YOUR INSTRUCTIONS: Restate the data word for word. Leave the pictures out.

INPUT FOR THIS TASK:
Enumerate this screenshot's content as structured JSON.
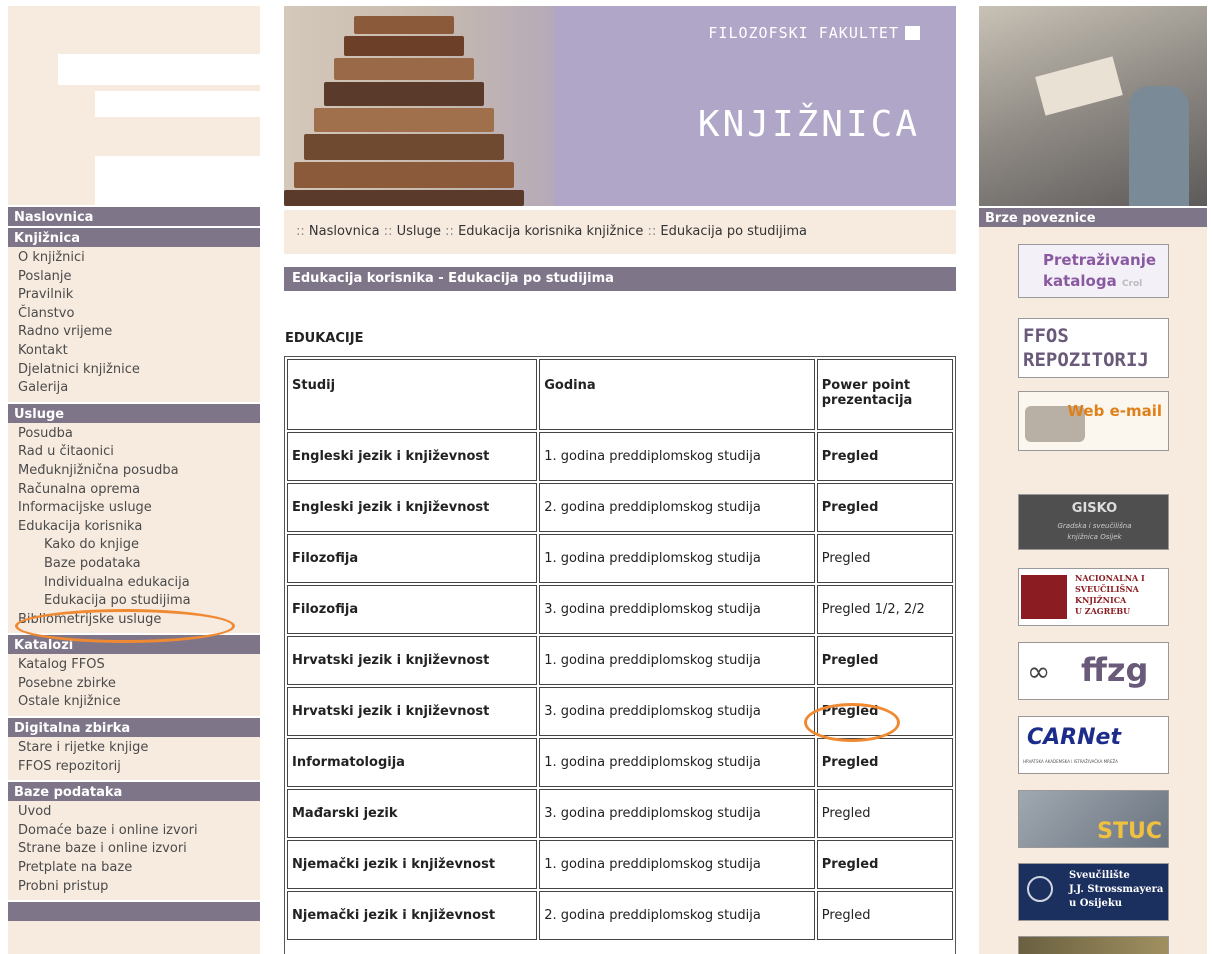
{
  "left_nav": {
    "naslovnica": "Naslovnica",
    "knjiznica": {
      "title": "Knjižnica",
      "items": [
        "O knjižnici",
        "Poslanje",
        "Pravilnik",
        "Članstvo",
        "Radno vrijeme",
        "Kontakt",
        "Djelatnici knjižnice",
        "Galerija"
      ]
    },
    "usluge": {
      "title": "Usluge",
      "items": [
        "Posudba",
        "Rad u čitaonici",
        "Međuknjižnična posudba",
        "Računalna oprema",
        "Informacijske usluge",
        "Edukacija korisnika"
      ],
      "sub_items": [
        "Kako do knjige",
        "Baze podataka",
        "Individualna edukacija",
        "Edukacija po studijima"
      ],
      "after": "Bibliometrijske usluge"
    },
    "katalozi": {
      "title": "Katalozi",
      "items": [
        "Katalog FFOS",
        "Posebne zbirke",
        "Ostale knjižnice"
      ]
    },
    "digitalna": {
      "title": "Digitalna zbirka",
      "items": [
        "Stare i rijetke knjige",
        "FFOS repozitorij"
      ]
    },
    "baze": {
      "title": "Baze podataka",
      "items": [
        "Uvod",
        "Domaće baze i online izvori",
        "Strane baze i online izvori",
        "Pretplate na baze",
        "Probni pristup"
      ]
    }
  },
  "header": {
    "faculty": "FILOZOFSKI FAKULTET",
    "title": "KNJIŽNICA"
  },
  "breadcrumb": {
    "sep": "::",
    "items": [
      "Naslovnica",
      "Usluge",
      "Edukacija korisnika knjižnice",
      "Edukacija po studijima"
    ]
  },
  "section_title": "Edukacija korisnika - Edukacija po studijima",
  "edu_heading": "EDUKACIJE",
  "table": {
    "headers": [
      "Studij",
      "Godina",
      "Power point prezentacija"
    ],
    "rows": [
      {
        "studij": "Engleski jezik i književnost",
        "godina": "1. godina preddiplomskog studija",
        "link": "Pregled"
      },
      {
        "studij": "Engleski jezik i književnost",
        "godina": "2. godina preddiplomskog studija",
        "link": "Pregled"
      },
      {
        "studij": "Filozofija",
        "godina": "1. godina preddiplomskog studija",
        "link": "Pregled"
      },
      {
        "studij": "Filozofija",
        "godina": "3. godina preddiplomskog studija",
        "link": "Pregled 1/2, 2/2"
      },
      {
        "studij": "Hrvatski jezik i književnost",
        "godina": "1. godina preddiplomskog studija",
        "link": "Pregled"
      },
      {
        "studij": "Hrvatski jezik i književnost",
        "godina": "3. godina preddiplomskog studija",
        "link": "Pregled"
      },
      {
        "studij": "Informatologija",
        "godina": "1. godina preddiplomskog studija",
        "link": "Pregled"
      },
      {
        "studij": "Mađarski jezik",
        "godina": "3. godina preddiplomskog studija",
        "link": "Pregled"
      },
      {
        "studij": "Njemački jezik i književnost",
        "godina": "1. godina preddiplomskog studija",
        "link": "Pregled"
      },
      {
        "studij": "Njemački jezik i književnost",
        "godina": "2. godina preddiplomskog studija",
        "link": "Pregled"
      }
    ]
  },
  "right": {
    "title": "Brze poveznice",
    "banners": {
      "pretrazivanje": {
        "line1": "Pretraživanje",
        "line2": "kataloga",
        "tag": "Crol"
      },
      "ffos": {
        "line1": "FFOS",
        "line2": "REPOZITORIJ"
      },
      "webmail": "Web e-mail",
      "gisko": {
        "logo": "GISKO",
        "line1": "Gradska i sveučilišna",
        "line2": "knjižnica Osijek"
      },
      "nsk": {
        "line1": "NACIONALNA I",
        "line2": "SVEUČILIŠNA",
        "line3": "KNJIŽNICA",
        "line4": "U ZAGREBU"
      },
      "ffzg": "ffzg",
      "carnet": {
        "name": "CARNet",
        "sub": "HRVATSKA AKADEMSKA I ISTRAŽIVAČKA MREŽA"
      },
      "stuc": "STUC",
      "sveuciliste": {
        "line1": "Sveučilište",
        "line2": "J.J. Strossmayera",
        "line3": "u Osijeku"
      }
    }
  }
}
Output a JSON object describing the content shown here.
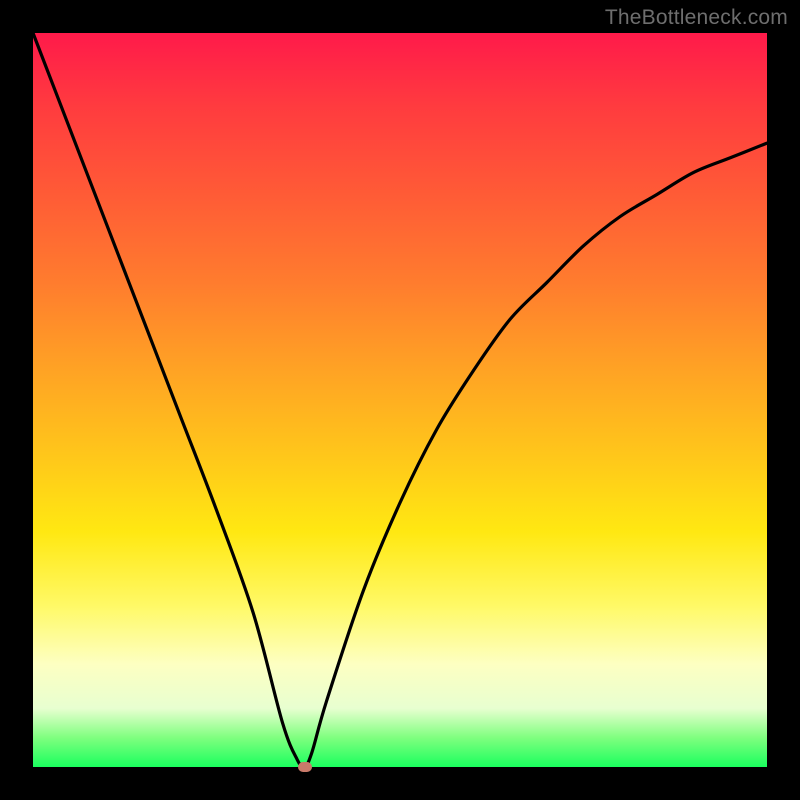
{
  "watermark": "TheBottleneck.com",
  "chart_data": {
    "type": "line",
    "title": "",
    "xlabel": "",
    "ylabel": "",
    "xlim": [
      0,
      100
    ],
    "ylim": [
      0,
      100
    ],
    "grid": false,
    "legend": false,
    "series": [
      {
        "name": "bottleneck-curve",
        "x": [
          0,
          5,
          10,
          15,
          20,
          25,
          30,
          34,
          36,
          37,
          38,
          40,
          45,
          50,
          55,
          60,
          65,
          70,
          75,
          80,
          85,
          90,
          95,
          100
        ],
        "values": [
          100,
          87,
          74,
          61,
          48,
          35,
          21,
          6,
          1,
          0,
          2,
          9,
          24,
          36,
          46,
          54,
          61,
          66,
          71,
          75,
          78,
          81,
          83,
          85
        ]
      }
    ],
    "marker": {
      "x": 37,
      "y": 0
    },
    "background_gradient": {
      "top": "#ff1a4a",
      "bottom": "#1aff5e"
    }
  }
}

THE ANSWER:
Enumerate this screenshot's content as structured JSON.
{
  "left_nav": {
    "naslovnica": "Naslovnica",
    "knjiznica": {
      "title": "Knjižnica",
      "items": [
        "O knjižnici",
        "Poslanje",
        "Pravilnik",
        "Članstvo",
        "Radno vrijeme",
        "Kontakt",
        "Djelatnici knjižnice",
        "Galerija"
      ]
    },
    "usluge": {
      "title": "Usluge",
      "items": [
        "Posudba",
        "Rad u čitaonici",
        "Međuknjižnična posudba",
        "Računalna oprema",
        "Informacijske usluge",
        "Edukacija korisnika"
      ],
      "sub_items": [
        "Kako do knjige",
        "Baze podataka",
        "Individualna edukacija",
        "Edukacija po studijima"
      ],
      "after": "Bibliometrijske usluge"
    },
    "katalozi": {
      "title": "Katalozi",
      "items": [
        "Katalog FFOS",
        "Posebne zbirke",
        "Ostale knjižnice"
      ]
    },
    "digitalna": {
      "title": "Digitalna zbirka",
      "items": [
        "Stare i rijetke knjige",
        "FFOS repozitorij"
      ]
    },
    "baze": {
      "title": "Baze podataka",
      "items": [
        "Uvod",
        "Domaće baze i online izvori",
        "Strane baze i online izvori",
        "Pretplate na baze",
        "Probni pristup"
      ]
    }
  },
  "header": {
    "faculty": "FILOZOFSKI FAKULTET",
    "title": "KNJIŽNICA"
  },
  "breadcrumb": {
    "sep": "::",
    "items": [
      "Naslovnica",
      "Usluge",
      "Edukacija korisnika knjižnice",
      "Edukacija po studijima"
    ]
  },
  "section_title": "Edukacija korisnika - Edukacija po studijima",
  "edu_heading": "EDUKACIJE",
  "table": {
    "headers": [
      "Studij",
      "Godina",
      "Power point prezentacija"
    ],
    "rows": [
      {
        "studij": "Engleski jezik i književnost",
        "godina": "1. godina preddiplomskog studija",
        "link": "Pregled"
      },
      {
        "studij": "Engleski jezik i književnost",
        "godina": "2. godina preddiplomskog studija",
        "link": "Pregled"
      },
      {
        "studij": "Filozofija",
        "godina": "1. godina preddiplomskog studija",
        "link": "Pregled"
      },
      {
        "studij": "Filozofija",
        "godina": "3. godina preddiplomskog studija",
        "link": "Pregled 1/2, 2/2"
      },
      {
        "studij": "Hrvatski jezik i književnost",
        "godina": "1. godina preddiplomskog studija",
        "link": "Pregled"
      },
      {
        "studij": "Hrvatski jezik i književnost",
        "godina": "3. godina preddiplomskog studija",
        "link": "Pregled"
      },
      {
        "studij": "Informatologija",
        "godina": "1. godina preddiplomskog studija",
        "link": "Pregled"
      },
      {
        "studij": "Mađarski jezik",
        "godina": "3. godina preddiplomskog studija",
        "link": "Pregled"
      },
      {
        "studij": "Njemački jezik i književnost",
        "godina": "1. godina preddiplomskog studija",
        "link": "Pregled"
      },
      {
        "studij": "Njemački jezik i književnost",
        "godina": "2. godina preddiplomskog studija",
        "link": "Pregled"
      }
    ]
  },
  "right": {
    "title": "Brze poveznice",
    "banners": {
      "pretrazivanje": {
        "line1": "Pretraživanje",
        "line2": "kataloga",
        "tag": "Crol"
      },
      "ffos": {
        "line1": "FFOS",
        "line2": "REPOZITORIJ"
      },
      "webmail": "Web e-mail",
      "gisko": {
        "logo": "GISKO",
        "line1": "Gradska i sveučilišna",
        "line2": "knjižnica Osijek"
      },
      "nsk": {
        "line1": "NACIONALNA I",
        "line2": "SVEUČILIŠNA",
        "line3": "KNJIŽNICA",
        "line4": "U ZAGREBU"
      },
      "ffzg": "ffzg",
      "carnet": {
        "name": "CARNet",
        "sub": "HRVATSKA AKADEMSKA I ISTRAŽIVAČKA MREŽA"
      },
      "stuc": "STUC",
      "sveuciliste": {
        "line1": "Sveučilište",
        "line2": "J.J. Strossmayera",
        "line3": "u Osijeku"
      }
    }
  }
}
Output a JSON object describing the content shown here.
{
  "watermark": "TheBottleneck.com",
  "chart_data": {
    "type": "line",
    "title": "",
    "xlabel": "",
    "ylabel": "",
    "xlim": [
      0,
      100
    ],
    "ylim": [
      0,
      100
    ],
    "grid": false,
    "legend": false,
    "series": [
      {
        "name": "bottleneck-curve",
        "x": [
          0,
          5,
          10,
          15,
          20,
          25,
          30,
          34,
          36,
          37,
          38,
          40,
          45,
          50,
          55,
          60,
          65,
          70,
          75,
          80,
          85,
          90,
          95,
          100
        ],
        "values": [
          100,
          87,
          74,
          61,
          48,
          35,
          21,
          6,
          1,
          0,
          2,
          9,
          24,
          36,
          46,
          54,
          61,
          66,
          71,
          75,
          78,
          81,
          83,
          85
        ]
      }
    ],
    "marker": {
      "x": 37,
      "y": 0
    },
    "background_gradient": {
      "top": "#ff1a4a",
      "bottom": "#1aff5e"
    }
  }
}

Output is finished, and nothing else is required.